An exchange-traded fund, or ETF, is a security that consists of a collection of other securities, such as stocks, that trades openly on the securities market.
The purpose of ETFs is to allow investors to buy a large number of related but diverse securities in a single transaction to optimize the return on investment.
ETFs are similar to mutual funds in that they are pooled investments. However, they can be bought and sold on an exchange like ordinary stock while mutual funds can only be bought after market close.
Prior to the launch of the first ETF in the early 1990s, index investing was all the rage. But the high cost, low volume, and minimum investment requirements shut regular investors out. With interest in indexing high, the fund companies set out to create low-cost passive index funds they could bring to the masses.
True Tamplin, BSc, CEPF®

About the Author
True Tamplin, BSc, CEPF®

True Tamplin is a published author, public speaker, CEO of UpDigital, and founder of Finance Strategists.

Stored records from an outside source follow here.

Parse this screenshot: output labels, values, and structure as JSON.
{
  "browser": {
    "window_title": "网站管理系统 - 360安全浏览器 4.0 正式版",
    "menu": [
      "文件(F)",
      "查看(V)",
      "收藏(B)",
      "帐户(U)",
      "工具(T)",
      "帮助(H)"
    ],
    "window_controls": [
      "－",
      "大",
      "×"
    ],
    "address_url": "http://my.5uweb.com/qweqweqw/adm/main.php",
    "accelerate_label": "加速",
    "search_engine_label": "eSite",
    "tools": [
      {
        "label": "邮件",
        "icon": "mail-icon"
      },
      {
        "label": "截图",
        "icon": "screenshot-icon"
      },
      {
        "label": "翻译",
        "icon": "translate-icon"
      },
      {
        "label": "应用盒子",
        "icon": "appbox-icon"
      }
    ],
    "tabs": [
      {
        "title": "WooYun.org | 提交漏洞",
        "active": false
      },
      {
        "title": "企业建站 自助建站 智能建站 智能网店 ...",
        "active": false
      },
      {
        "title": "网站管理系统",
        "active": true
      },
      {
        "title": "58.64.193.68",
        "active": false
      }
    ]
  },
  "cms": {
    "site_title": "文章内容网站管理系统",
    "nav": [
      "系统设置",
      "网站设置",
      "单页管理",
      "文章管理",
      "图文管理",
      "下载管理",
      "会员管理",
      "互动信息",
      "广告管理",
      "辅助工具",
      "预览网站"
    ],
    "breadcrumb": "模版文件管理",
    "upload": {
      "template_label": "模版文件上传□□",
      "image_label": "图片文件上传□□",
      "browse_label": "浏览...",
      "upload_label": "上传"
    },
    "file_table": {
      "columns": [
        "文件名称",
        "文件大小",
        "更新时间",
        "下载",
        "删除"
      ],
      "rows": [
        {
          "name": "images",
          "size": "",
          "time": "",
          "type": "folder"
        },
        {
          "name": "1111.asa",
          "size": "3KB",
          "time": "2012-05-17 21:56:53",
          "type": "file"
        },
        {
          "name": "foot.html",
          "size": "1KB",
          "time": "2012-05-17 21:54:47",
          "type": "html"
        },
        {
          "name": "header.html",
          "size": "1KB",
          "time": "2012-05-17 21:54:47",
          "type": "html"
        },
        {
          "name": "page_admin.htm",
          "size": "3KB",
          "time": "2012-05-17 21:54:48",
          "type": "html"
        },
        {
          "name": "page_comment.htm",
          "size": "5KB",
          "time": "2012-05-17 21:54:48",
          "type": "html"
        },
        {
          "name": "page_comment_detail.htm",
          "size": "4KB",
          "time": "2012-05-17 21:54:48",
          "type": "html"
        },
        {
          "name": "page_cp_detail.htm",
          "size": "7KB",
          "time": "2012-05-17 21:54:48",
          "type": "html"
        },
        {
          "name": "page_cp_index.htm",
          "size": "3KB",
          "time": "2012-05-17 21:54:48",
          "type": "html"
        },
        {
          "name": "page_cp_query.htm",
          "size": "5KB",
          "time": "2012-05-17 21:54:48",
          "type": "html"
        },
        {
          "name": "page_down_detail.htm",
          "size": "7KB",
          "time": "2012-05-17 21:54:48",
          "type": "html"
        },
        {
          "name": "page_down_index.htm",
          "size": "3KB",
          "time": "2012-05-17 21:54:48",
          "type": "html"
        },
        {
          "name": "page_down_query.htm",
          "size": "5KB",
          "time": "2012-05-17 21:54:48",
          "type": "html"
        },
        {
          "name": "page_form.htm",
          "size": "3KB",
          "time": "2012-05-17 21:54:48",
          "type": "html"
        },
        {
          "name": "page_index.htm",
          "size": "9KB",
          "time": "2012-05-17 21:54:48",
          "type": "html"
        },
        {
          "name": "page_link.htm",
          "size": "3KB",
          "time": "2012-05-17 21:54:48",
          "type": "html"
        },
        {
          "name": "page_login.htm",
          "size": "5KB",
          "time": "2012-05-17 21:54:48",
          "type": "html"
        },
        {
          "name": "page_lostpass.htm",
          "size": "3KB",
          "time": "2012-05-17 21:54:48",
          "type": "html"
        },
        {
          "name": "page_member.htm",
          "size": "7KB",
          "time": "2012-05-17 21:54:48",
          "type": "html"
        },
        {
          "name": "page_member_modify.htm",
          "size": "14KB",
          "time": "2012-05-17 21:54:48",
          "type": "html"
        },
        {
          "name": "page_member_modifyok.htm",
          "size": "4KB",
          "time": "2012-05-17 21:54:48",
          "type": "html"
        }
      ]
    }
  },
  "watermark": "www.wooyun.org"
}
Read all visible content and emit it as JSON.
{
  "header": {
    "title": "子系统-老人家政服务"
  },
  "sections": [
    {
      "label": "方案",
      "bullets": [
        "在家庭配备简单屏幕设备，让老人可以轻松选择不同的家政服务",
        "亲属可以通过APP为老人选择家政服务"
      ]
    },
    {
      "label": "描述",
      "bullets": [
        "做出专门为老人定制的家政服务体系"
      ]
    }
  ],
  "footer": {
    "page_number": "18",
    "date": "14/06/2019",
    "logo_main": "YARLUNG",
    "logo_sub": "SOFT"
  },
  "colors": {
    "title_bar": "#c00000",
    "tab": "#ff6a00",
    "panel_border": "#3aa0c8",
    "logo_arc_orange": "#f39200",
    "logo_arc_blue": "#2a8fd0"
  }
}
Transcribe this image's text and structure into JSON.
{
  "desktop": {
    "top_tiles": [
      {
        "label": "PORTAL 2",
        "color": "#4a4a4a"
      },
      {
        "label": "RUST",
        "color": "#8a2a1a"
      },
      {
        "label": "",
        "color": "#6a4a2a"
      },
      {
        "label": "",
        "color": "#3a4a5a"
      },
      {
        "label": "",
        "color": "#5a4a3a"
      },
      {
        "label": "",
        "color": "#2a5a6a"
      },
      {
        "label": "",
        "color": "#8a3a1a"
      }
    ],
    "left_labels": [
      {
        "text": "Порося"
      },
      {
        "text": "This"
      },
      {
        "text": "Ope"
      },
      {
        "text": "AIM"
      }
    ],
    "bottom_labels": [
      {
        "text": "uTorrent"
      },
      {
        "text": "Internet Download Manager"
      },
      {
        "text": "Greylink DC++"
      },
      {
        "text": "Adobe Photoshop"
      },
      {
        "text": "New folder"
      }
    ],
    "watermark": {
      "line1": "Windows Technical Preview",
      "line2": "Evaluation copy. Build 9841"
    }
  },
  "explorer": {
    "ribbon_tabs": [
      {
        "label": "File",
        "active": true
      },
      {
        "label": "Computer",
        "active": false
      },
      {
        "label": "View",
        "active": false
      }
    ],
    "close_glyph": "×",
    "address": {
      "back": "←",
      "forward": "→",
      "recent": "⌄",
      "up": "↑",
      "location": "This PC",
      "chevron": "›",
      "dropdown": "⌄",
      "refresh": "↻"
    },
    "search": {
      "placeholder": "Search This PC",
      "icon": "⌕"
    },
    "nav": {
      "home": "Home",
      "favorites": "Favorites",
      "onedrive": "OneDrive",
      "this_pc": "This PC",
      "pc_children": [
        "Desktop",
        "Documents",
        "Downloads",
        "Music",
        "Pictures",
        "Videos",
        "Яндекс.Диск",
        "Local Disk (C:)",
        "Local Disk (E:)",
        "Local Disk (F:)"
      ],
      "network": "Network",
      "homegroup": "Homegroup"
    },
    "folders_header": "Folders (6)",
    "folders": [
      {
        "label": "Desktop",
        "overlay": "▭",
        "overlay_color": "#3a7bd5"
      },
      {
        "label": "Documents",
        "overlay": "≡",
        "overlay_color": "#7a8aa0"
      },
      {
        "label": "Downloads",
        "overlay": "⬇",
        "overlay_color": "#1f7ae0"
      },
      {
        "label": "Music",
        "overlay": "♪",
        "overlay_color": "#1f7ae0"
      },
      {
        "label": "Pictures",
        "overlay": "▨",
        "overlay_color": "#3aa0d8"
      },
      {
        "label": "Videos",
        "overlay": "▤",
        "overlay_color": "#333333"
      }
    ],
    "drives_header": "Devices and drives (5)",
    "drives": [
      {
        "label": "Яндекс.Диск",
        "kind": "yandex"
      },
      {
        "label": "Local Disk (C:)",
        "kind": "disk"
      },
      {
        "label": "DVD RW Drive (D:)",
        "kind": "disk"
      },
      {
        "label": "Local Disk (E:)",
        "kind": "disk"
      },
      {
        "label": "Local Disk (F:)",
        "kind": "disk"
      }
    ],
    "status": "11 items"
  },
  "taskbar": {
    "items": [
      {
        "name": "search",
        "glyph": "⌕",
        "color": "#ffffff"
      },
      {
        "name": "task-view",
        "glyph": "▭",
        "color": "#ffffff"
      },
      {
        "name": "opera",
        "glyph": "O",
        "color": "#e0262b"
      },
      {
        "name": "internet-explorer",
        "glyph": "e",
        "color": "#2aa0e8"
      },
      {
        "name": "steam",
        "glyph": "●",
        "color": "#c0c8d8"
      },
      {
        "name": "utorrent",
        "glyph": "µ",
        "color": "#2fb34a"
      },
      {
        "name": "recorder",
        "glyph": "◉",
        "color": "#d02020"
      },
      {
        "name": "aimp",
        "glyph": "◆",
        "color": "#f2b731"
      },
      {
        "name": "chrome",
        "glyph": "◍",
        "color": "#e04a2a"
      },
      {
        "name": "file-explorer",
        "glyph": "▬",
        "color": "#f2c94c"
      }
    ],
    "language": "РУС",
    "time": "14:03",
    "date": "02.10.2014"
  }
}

True contributes to his own finance dictionary, Finance Strategists, and has spoken to various financial communities such as the CFA Institute, as well as university students like his Alma mater, Biola University, where he received a bachelor of science in business and data analytics.

To learn more about True, visit his personal website, view his author profile on Amazon, his interview on CBS, or check out his speaker profile on the CFA Institute website.